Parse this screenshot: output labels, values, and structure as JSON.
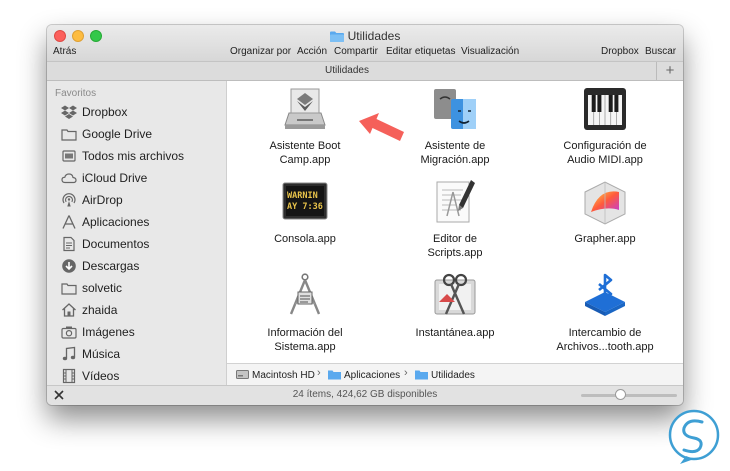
{
  "window": {
    "title": "Utilidades",
    "path_header": "Utilidades",
    "plus_label": "+"
  },
  "toolbar": {
    "back": "Atrás",
    "organize": "Organizar por",
    "action": "Acción",
    "share": "Compartir",
    "edit_tags": "Editar etiquetas",
    "view": "Visualización",
    "dropbox": "Dropbox",
    "search": "Buscar"
  },
  "sidebar": {
    "section": "Favoritos",
    "items": [
      {
        "label": "Dropbox",
        "icon": "dropbox-icon"
      },
      {
        "label": "Google Drive",
        "icon": "folder-icon"
      },
      {
        "label": "Todos mis archivos",
        "icon": "all-files-icon"
      },
      {
        "label": "iCloud Drive",
        "icon": "cloud-icon"
      },
      {
        "label": "AirDrop",
        "icon": "airdrop-icon"
      },
      {
        "label": "Aplicaciones",
        "icon": "applications-icon"
      },
      {
        "label": "Documentos",
        "icon": "documents-icon"
      },
      {
        "label": "Descargas",
        "icon": "downloads-icon"
      },
      {
        "label": "solvetic",
        "icon": "folder-icon"
      },
      {
        "label": "zhaida",
        "icon": "home-icon"
      },
      {
        "label": "Imágenes",
        "icon": "camera-icon"
      },
      {
        "label": "Música",
        "icon": "music-icon"
      },
      {
        "label": "Vídeos",
        "icon": "film-icon"
      }
    ]
  },
  "apps": [
    {
      "line1": "Asistente Boot",
      "line2": "Camp.app",
      "icon": "boot-camp-icon"
    },
    {
      "line1": "Asistente de",
      "line2": "Migración.app",
      "icon": "migration-icon"
    },
    {
      "line1": "Configuración de",
      "line2": "Audio MIDI.app",
      "icon": "piano-icon"
    },
    {
      "line1": "Consola.app",
      "line2": "",
      "icon": "console-icon",
      "screen_text_1": "WARNIN",
      "screen_text_2": "AY 7:36"
    },
    {
      "line1": "Editor de",
      "line2": "Scripts.app",
      "icon": "script-editor-icon"
    },
    {
      "line1": "Grapher.app",
      "line2": "",
      "icon": "grapher-icon"
    },
    {
      "line1": "Información del",
      "line2": "Sistema.app",
      "icon": "system-info-icon"
    },
    {
      "line1": "Instantánea.app",
      "line2": "",
      "icon": "screenshot-icon"
    },
    {
      "line1": "Intercambio de",
      "line2": "Archivos...tooth.app",
      "icon": "bluetooth-icon"
    }
  ],
  "pathbar": {
    "seg1": "Macintosh HD",
    "seg2": "Aplicaciones",
    "seg3": "Utilidades",
    "separator": "›"
  },
  "status": {
    "text": "24 ítems, 424,62 GB disponibles",
    "zoom_fraction": 0.4
  },
  "colors": {
    "arrow": "#f5605a",
    "folder": "#5aa9ee",
    "logo": "#3e9fd4"
  }
}
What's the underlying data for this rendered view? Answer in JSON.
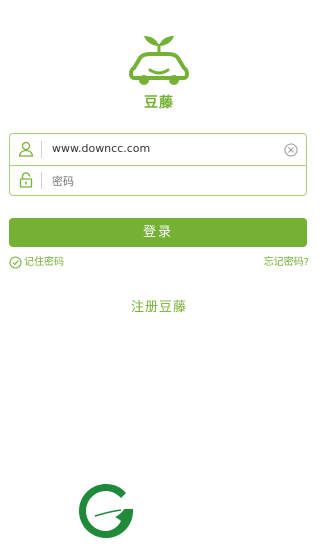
{
  "brand": {
    "name": "豆藤",
    "color": "#74b135"
  },
  "form": {
    "username": {
      "value": "www.downcc.com",
      "icon": "user-icon"
    },
    "password": {
      "placeholder": "密码",
      "icon": "lock-icon"
    }
  },
  "actions": {
    "login_label": "登录",
    "remember_label": "记住密码",
    "forgot_label": "忘记密码?",
    "register_label": "注册豆藤"
  },
  "icons": {
    "app_logo": "car-sprout-logo",
    "clear": "clear-icon",
    "check": "check-circle-icon",
    "bottom_logo": "leaf-g-logo"
  }
}
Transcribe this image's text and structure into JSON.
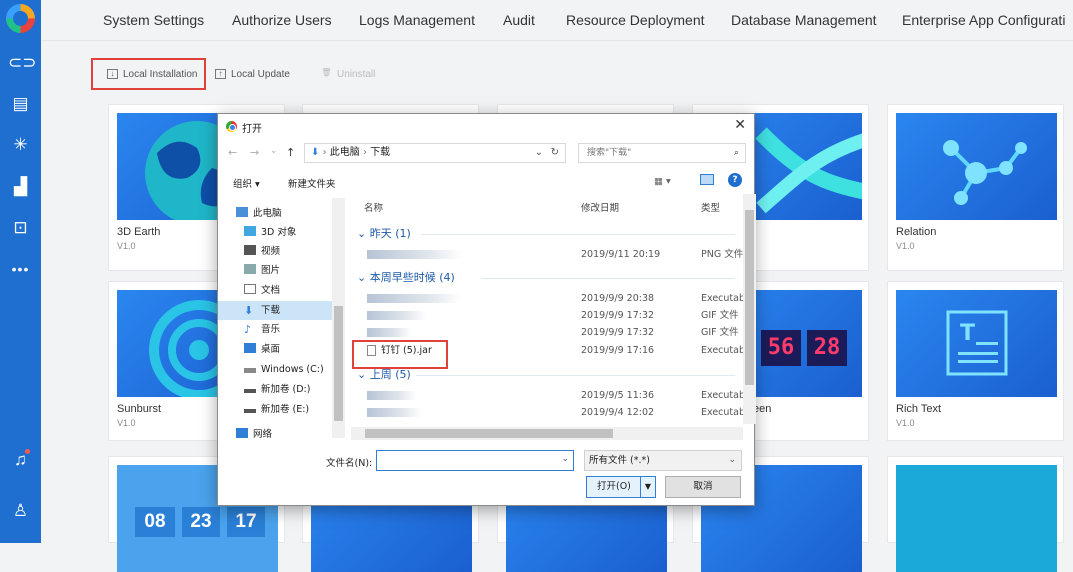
{
  "nav": {
    "items": [
      "System Settings",
      "Authorize Users",
      "Logs Management",
      "Audit",
      "Resource Deployment",
      "Database Management",
      "Enterprise App Configurati"
    ]
  },
  "toolbar": {
    "local_installation": "Local Installation",
    "local_update": "Local Update",
    "uninstall": "Uninstall"
  },
  "cards": [
    {
      "name": "3D Earth",
      "version": "V1.0"
    },
    {
      "name": "Relation",
      "version": "V1.0"
    },
    {
      "name": "Sunburst",
      "version": "V1.0"
    },
    {
      "name": "een",
      "version": ""
    },
    {
      "name": "Rich Text",
      "version": "V1.0"
    }
  ],
  "thumb_text": {
    "countdown": [
      "08",
      "23",
      "17"
    ],
    "led": [
      "56",
      "28"
    ]
  },
  "dialog": {
    "title": "打开",
    "close": "✕",
    "path": [
      "此电脑",
      "下载"
    ],
    "search_placeholder": "搜索\"下载\"",
    "organize": "组织 ▾",
    "new_folder": "新建文件夹",
    "nav_items": [
      "此电脑",
      "3D 对象",
      "视频",
      "图片",
      "文档",
      "下载",
      "音乐",
      "桌面",
      "Windows (C:)",
      "新加卷 (D:)",
      "新加卷 (E:)",
      "网络"
    ],
    "columns": {
      "name": "名称",
      "date": "修改日期",
      "type": "类型"
    },
    "groups": [
      "昨天 (1)",
      "本周早些时候 (4)",
      "上周 (5)"
    ],
    "rows": [
      {
        "date": "2019/9/11 20:19",
        "type": "PNG 文件"
      },
      {
        "date": "2019/9/9 20:38",
        "type": "Executable"
      },
      {
        "date": "2019/9/9 17:32",
        "type": "GIF 文件"
      },
      {
        "date": "2019/9/9 17:32",
        "type": "GIF 文件"
      },
      {
        "name": "钉钉 (5).jar",
        "date": "2019/9/9 17:16",
        "type": "Executable"
      },
      {
        "date": "2019/9/5 11:36",
        "type": "Executable"
      },
      {
        "date": "2019/9/4 12:02",
        "type": "Executable"
      }
    ],
    "filename_label": "文件名(N):",
    "filename_value": "",
    "filetype": "所有文件 (*.*)",
    "open_button": "打开(O)",
    "cancel_button": "取消"
  },
  "colors": {
    "sidebar": "#1e6fd0",
    "accent": "#2b86f0",
    "highlight": "#e0413a"
  }
}
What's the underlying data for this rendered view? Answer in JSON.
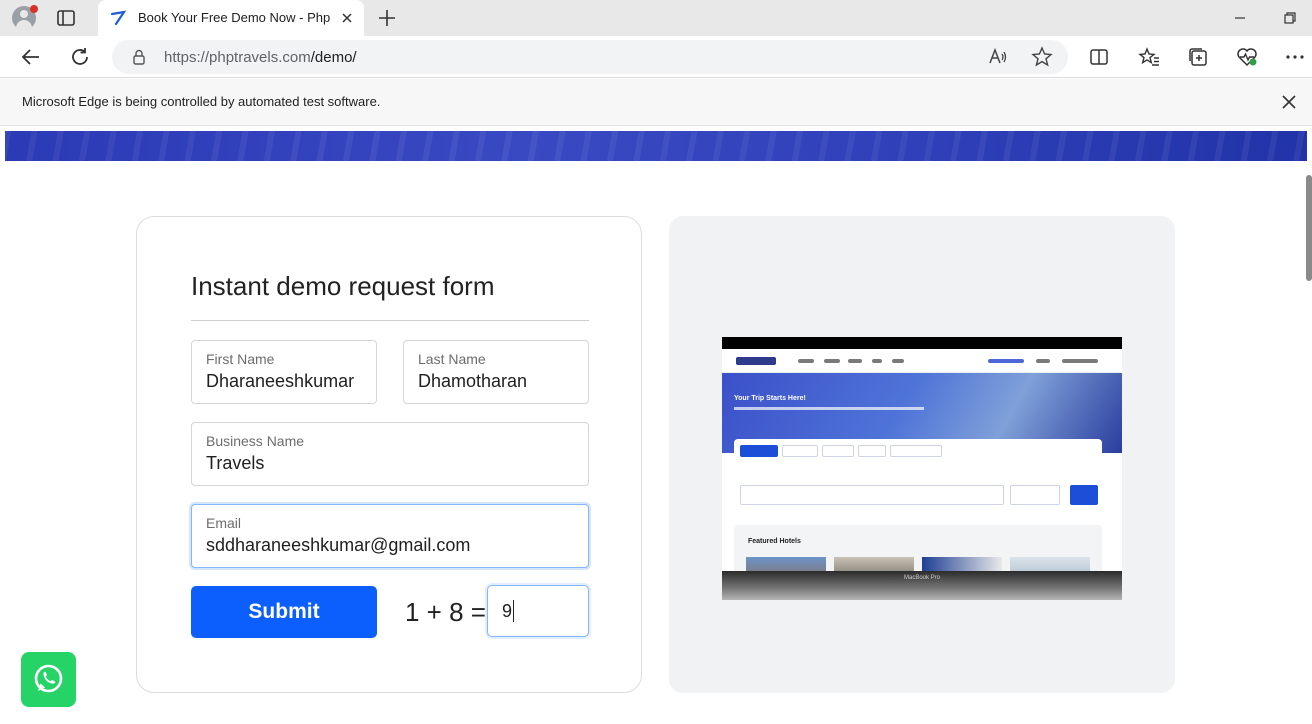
{
  "browser": {
    "tab_title": "Book Your Free Demo Now - Php",
    "url_host": "https://phptravels.com",
    "url_path": "/demo/",
    "infobar_text": "Microsoft Edge is being controlled by automated test software."
  },
  "form": {
    "title": "Instant demo request form",
    "first_name": {
      "label": "First Name",
      "value": "Dharaneeshkumar"
    },
    "last_name": {
      "label": "Last Name",
      "value": "Dhamotharan"
    },
    "business_name": {
      "label": "Business Name",
      "value": "Travels"
    },
    "email": {
      "label": "Email",
      "value": "sddharaneeshkumar@gmail.com"
    },
    "submit_label": "Submit",
    "captcha_question": "1 + 8 =",
    "captcha_answer": "9"
  },
  "preview": {
    "hero_title": "Your Trip Starts Here!",
    "featured_title": "Featured Hotels",
    "laptop_label": "MacBook Pro"
  },
  "colors": {
    "primary": "#0d5ffd",
    "whatsapp": "#25d366",
    "banner": "#2f40b8"
  }
}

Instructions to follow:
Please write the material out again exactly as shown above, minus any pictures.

Output of the exercise:
Parse this screenshot: output labels, values, and structure as JSON.
{
  "window": {
    "title": "Utilidades",
    "path_header": "Utilidades",
    "plus_label": "+"
  },
  "toolbar": {
    "back": "Atrás",
    "organize": "Organizar por",
    "action": "Acción",
    "share": "Compartir",
    "edit_tags": "Editar etiquetas",
    "view": "Visualización",
    "dropbox": "Dropbox",
    "search": "Buscar"
  },
  "sidebar": {
    "section": "Favoritos",
    "items": [
      {
        "label": "Dropbox",
        "icon": "dropbox-icon"
      },
      {
        "label": "Google Drive",
        "icon": "folder-icon"
      },
      {
        "label": "Todos mis archivos",
        "icon": "all-files-icon"
      },
      {
        "label": "iCloud Drive",
        "icon": "cloud-icon"
      },
      {
        "label": "AirDrop",
        "icon": "airdrop-icon"
      },
      {
        "label": "Aplicaciones",
        "icon": "applications-icon"
      },
      {
        "label": "Documentos",
        "icon": "documents-icon"
      },
      {
        "label": "Descargas",
        "icon": "downloads-icon"
      },
      {
        "label": "solvetic",
        "icon": "folder-icon"
      },
      {
        "label": "zhaida",
        "icon": "home-icon"
      },
      {
        "label": "Imágenes",
        "icon": "camera-icon"
      },
      {
        "label": "Música",
        "icon": "music-icon"
      },
      {
        "label": "Vídeos",
        "icon": "film-icon"
      }
    ]
  },
  "apps": [
    {
      "line1": "Asistente Boot",
      "line2": "Camp.app",
      "icon": "boot-camp-icon"
    },
    {
      "line1": "Asistente de",
      "line2": "Migración.app",
      "icon": "migration-icon"
    },
    {
      "line1": "Configuración de",
      "line2": "Audio MIDI.app",
      "icon": "piano-icon"
    },
    {
      "line1": "Consola.app",
      "line2": "",
      "icon": "console-icon",
      "screen_text_1": "WARNIN",
      "screen_text_2": "AY 7:36"
    },
    {
      "line1": "Editor de",
      "line2": "Scripts.app",
      "icon": "script-editor-icon"
    },
    {
      "line1": "Grapher.app",
      "line2": "",
      "icon": "grapher-icon"
    },
    {
      "line1": "Información del",
      "line2": "Sistema.app",
      "icon": "system-info-icon"
    },
    {
      "line1": "Instantánea.app",
      "line2": "",
      "icon": "screenshot-icon"
    },
    {
      "line1": "Intercambio de",
      "line2": "Archivos...tooth.app",
      "icon": "bluetooth-icon"
    }
  ],
  "pathbar": {
    "seg1": "Macintosh HD",
    "seg2": "Aplicaciones",
    "seg3": "Utilidades",
    "separator": "›"
  },
  "status": {
    "text": "24 ítems, 424,62 GB disponibles",
    "zoom_fraction": 0.4
  },
  "colors": {
    "arrow": "#f5605a",
    "folder": "#5aa9ee",
    "logo": "#3e9fd4"
  }
}
What's the underlying data for this rendered view? Answer in JSON.
{
  "brand": {
    "name": "豆藤",
    "color": "#74b135"
  },
  "form": {
    "username": {
      "value": "www.downcc.com",
      "icon": "user-icon"
    },
    "password": {
      "placeholder": "密码",
      "icon": "lock-icon"
    }
  },
  "actions": {
    "login_label": "登录",
    "remember_label": "记住密码",
    "forgot_label": "忘记密码?",
    "register_label": "注册豆藤"
  },
  "icons": {
    "app_logo": "car-sprout-logo",
    "clear": "clear-icon",
    "check": "check-circle-icon",
    "bottom_logo": "leaf-g-logo"
  }
}
Transcribe this image's text and structure into JSON.
{
  "nav": {
    "items": [
      "System Settings",
      "Authorize Users",
      "Logs Management",
      "Audit",
      "Resource Deployment",
      "Database Management",
      "Enterprise App Configurati"
    ]
  },
  "toolbar": {
    "local_installation": "Local Installation",
    "local_update": "Local Update",
    "uninstall": "Uninstall"
  },
  "cards": [
    {
      "name": "3D Earth",
      "version": "V1.0"
    },
    {
      "name": "Relation",
      "version": "V1.0"
    },
    {
      "name": "Sunburst",
      "version": "V1.0"
    },
    {
      "name": "een",
      "version": ""
    },
    {
      "name": "Rich Text",
      "version": "V1.0"
    }
  ],
  "thumb_text": {
    "countdown": [
      "08",
      "23",
      "17"
    ],
    "led": [
      "56",
      "28"
    ]
  },
  "dialog": {
    "title": "打开",
    "close": "✕",
    "path": [
      "此电脑",
      "下载"
    ],
    "search_placeholder": "搜索\"下载\"",
    "organize": "组织 ▾",
    "new_folder": "新建文件夹",
    "nav_items": [
      "此电脑",
      "3D 对象",
      "视频",
      "图片",
      "文档",
      "下载",
      "音乐",
      "桌面",
      "Windows (C:)",
      "新加卷 (D:)",
      "新加卷 (E:)",
      "网络"
    ],
    "columns": {
      "name": "名称",
      "date": "修改日期",
      "type": "类型"
    },
    "groups": [
      "昨天 (1)",
      "本周早些时候 (4)",
      "上周 (5)"
    ],
    "rows": [
      {
        "date": "2019/9/11 20:19",
        "type": "PNG 文件"
      },
      {
        "date": "2019/9/9 20:38",
        "type": "Executable"
      },
      {
        "date": "2019/9/9 17:32",
        "type": "GIF 文件"
      },
      {
        "date": "2019/9/9 17:32",
        "type": "GIF 文件"
      },
      {
        "name": "钉钉 (5).jar",
        "date": "2019/9/9 17:16",
        "type": "Executable"
      },
      {
        "date": "2019/9/5 11:36",
        "type": "Executable"
      },
      {
        "date": "2019/9/4 12:02",
        "type": "Executable"
      }
    ],
    "filename_label": "文件名(N):",
    "filename_value": "",
    "filetype": "所有文件 (*.*)",
    "open_button": "打开(O)",
    "cancel_button": "取消"
  },
  "colors": {
    "sidebar": "#1e6fd0",
    "accent": "#2b86f0",
    "highlight": "#e0413a"
  }
}
What's the underlying data for this rendered view? Answer in JSON.
{
  "browser": {
    "tab_title": "Book Your Free Demo Now - Php",
    "url_host": "https://phptravels.com",
    "url_path": "/demo/",
    "infobar_text": "Microsoft Edge is being controlled by automated test software."
  },
  "form": {
    "title": "Instant demo request form",
    "first_name": {
      "label": "First Name",
      "value": "Dharaneeshkumar"
    },
    "last_name": {
      "label": "Last Name",
      "value": "Dhamotharan"
    },
    "business_name": {
      "label": "Business Name",
      "value": "Travels"
    },
    "email": {
      "label": "Email",
      "value": "sddharaneeshkumar@gmail.com"
    },
    "submit_label": "Submit",
    "captcha_question": "1 + 8 =",
    "captcha_answer": "9"
  },
  "preview": {
    "hero_title": "Your Trip Starts Here!",
    "featured_title": "Featured Hotels",
    "laptop_label": "MacBook Pro"
  },
  "colors": {
    "primary": "#0d5ffd",
    "whatsapp": "#25d366",
    "banner": "#2f40b8"
  }
}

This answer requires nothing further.